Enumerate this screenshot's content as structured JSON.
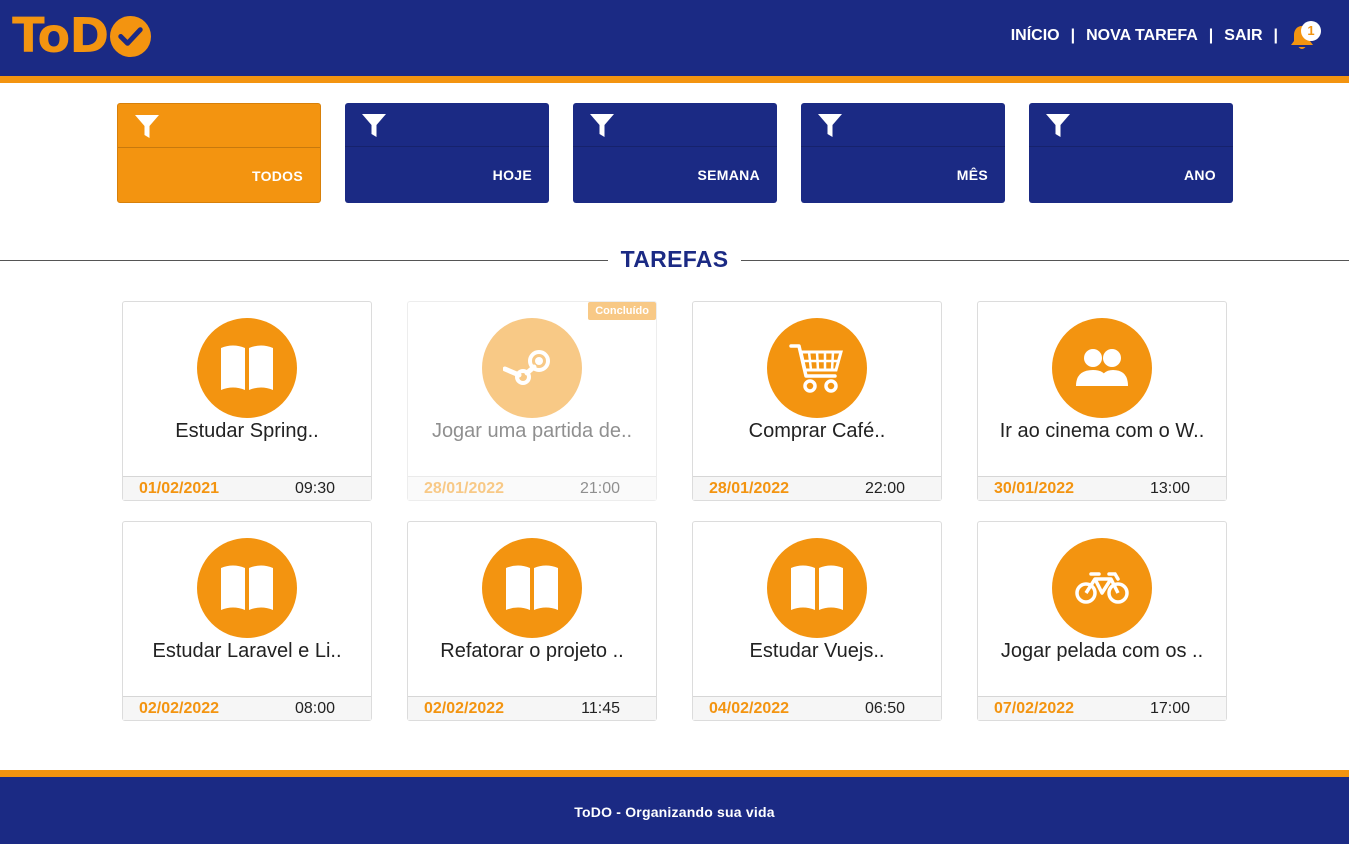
{
  "brand": {
    "logo_text": "ToD",
    "color_primary": "#1b2a84",
    "color_accent": "#f39410"
  },
  "nav": {
    "items": [
      {
        "label": "INÍCIO"
      },
      {
        "label": "NOVA TAREFA"
      },
      {
        "label": "SAIR"
      }
    ],
    "separator": "|",
    "notification_count": "1"
  },
  "filters": [
    {
      "label": "TODOS",
      "active": true,
      "icon": "filter-icon"
    },
    {
      "label": "HOJE",
      "active": false,
      "icon": "filter-icon"
    },
    {
      "label": "SEMANA",
      "active": false,
      "icon": "filter-icon"
    },
    {
      "label": "MÊS",
      "active": false,
      "icon": "filter-icon"
    },
    {
      "label": "ANO",
      "active": false,
      "icon": "filter-icon"
    }
  ],
  "section": {
    "title": "TAREFAS"
  },
  "tasks": [
    {
      "title": "Estudar Spring..",
      "date": "01/02/2021",
      "time": "09:30",
      "icon": "book-icon",
      "done": false
    },
    {
      "title": "Jogar uma partida de..",
      "date": "28/01/2022",
      "time": "21:00",
      "icon": "steam-icon",
      "done": true,
      "badge": "Concluído"
    },
    {
      "title": "Comprar Café..",
      "date": "28/01/2022",
      "time": "22:00",
      "icon": "cart-icon",
      "done": false
    },
    {
      "title": "Ir ao cinema com o W..",
      "date": "30/01/2022",
      "time": "13:00",
      "icon": "users-icon",
      "done": false
    },
    {
      "title": "Estudar Laravel e Li..",
      "date": "02/02/2022",
      "time": "08:00",
      "icon": "book-icon",
      "done": false
    },
    {
      "title": "Refatorar o projeto ..",
      "date": "02/02/2022",
      "time": "11:45",
      "icon": "book-icon",
      "done": false
    },
    {
      "title": "Estudar Vuejs..",
      "date": "04/02/2022",
      "time": "06:50",
      "icon": "book-icon",
      "done": false
    },
    {
      "title": "Jogar pelada com os ..",
      "date": "07/02/2022",
      "time": "17:00",
      "icon": "bicycle-icon",
      "done": false
    }
  ],
  "footer": {
    "text": "ToDO - Organizando sua vida"
  }
}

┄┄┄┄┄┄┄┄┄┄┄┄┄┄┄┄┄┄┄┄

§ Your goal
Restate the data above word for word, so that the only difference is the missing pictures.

§ Result of the exercise
Enumerate this screenshot's content as structured JSON.
{
  "brand": {
    "logo_text": "ToD",
    "color_primary": "#1b2a84",
    "color_accent": "#f39410"
  },
  "nav": {
    "items": [
      {
        "label": "INÍCIO"
      },
      {
        "label": "NOVA TAREFA"
      },
      {
        "label": "SAIR"
      }
    ],
    "separator": "|",
    "notification_count": "1"
  },
  "filters": [
    {
      "label": "TODOS",
      "active": true,
      "icon": "filter-icon"
    },
    {
      "label": "HOJE",
      "active": false,
      "icon": "filter-icon"
    },
    {
      "label": "SEMANA",
      "active": false,
      "icon": "filter-icon"
    },
    {
      "label": "MÊS",
      "active": false,
      "icon": "filter-icon"
    },
    {
      "label": "ANO",
      "active": false,
      "icon": "filter-icon"
    }
  ],
  "section": {
    "title": "TAREFAS"
  },
  "tasks": [
    {
      "title": "Estudar Spring..",
      "date": "01/02/2021",
      "time": "09:30",
      "icon": "book-icon",
      "done": false
    },
    {
      "title": "Jogar uma partida de..",
      "date": "28/01/2022",
      "time": "21:00",
      "icon": "steam-icon",
      "done": true,
      "badge": "Concluído"
    },
    {
      "title": "Comprar Café..",
      "date": "28/01/2022",
      "time": "22:00",
      "icon": "cart-icon",
      "done": false
    },
    {
      "title": "Ir ao cinema com o W..",
      "date": "30/01/2022",
      "time": "13:00",
      "icon": "users-icon",
      "done": false
    },
    {
      "title": "Estudar Laravel e Li..",
      "date": "02/02/2022",
      "time": "08:00",
      "icon": "book-icon",
      "done": false
    },
    {
      "title": "Refatorar o projeto ..",
      "date": "02/02/2022",
      "time": "11:45",
      "icon": "book-icon",
      "done": false
    },
    {
      "title": "Estudar Vuejs..",
      "date": "04/02/2022",
      "time": "06:50",
      "icon": "book-icon",
      "done": false
    },
    {
      "title": "Jogar pelada com os ..",
      "date": "07/02/2022",
      "time": "17:00",
      "icon": "bicycle-icon",
      "done": false
    }
  ],
  "footer": {
    "text": "ToDO - Organizando sua vida"
  }
}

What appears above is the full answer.